Our next article will offer a look into what industry, research, and best practices say about race equity. A thorough review of the existing race equity literature will address gaps in the research and provide an in-depth foundation for the above research question. Subsequent articles will feature our methodologies for collecting data on individual contributors and what they expect from leaders regarding equitable practices in organizations.
In addition to collecting new data, Cook Ross will also share findings from the existing data we have collected from our Current State Assessments conducted across various industries. These methodologies include our IDEA Engagement Survey, programmatic reviews of policies/procedures, interviews, and focus groups.
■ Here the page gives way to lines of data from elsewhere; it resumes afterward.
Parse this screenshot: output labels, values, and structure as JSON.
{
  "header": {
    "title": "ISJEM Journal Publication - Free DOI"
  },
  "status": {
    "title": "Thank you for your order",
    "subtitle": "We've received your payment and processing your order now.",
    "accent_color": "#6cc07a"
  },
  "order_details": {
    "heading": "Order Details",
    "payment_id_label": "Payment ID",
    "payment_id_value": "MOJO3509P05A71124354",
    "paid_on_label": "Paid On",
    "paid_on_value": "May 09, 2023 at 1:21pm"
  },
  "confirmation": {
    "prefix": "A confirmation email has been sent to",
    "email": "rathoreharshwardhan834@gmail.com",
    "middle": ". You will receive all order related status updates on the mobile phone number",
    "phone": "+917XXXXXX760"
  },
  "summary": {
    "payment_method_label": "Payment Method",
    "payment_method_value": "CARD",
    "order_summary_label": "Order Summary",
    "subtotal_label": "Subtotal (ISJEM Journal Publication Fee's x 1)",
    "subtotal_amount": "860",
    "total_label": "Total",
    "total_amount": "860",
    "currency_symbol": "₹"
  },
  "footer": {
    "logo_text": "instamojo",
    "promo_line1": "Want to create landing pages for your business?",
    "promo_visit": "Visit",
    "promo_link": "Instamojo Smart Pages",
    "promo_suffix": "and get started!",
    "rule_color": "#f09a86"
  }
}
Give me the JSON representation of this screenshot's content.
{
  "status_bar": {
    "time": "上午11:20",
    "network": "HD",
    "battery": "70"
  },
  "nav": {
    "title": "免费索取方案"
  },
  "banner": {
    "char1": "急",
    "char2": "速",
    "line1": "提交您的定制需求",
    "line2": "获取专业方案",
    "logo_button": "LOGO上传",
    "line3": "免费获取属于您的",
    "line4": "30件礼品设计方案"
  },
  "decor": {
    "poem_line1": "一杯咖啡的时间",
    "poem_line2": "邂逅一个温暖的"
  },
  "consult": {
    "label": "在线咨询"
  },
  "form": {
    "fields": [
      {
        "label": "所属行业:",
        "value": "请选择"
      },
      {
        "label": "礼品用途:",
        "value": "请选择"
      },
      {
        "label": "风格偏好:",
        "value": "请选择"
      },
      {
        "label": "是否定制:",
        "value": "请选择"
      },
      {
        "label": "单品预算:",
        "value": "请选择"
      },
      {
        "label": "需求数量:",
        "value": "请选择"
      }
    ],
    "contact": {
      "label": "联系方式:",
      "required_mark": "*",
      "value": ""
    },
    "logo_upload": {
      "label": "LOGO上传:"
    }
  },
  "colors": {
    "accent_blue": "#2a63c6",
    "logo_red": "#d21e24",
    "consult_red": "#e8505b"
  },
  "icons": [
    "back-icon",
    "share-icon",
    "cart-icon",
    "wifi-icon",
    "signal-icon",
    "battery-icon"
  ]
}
Our existing data will assist us in illustrating what Cook Ross already knows about race equity in the workplace. We will close out this six-part series by offering our findings, recommendations, current and new solutions for addressing and striving for racial equity, advancing employees of color, and what it truly takes to support employees of color through the overall talent life cycle. Cook Ross will examine our findings and recommendations through the lens of the Cook Ross Maturity Model.
The goal of this series is to understand what individual contributors are experiencing and expect from leaders regarding race equity while addressing the barriers and enablers to help organizations (re) frame strategies and achieve their goals in the workplace.
Cook Ross will share data and give readers the opportunity to learn directly from individual contributors whose evolving experiences and real-world stories will help shape the future of IDEA. Particularly, Cook Ross wants to understand an individual contributor’s lens on expectations from leaders and race equity. The IDEA journey requires time, learning, and empathy.
While we received the verdict for George Floyd’s murder and Derek Chauvin has been held accountable, leaders must not stop here, as this verdict was only a small step in the fight for racial justice. Join us on this research journey as Cook Ross seeks to listen to and learn from individual contributors in order to offer our best solutions for helping leaders transform their organizations to be safe, inclusive, and equitable for all employees.
Building an inclusive world for all.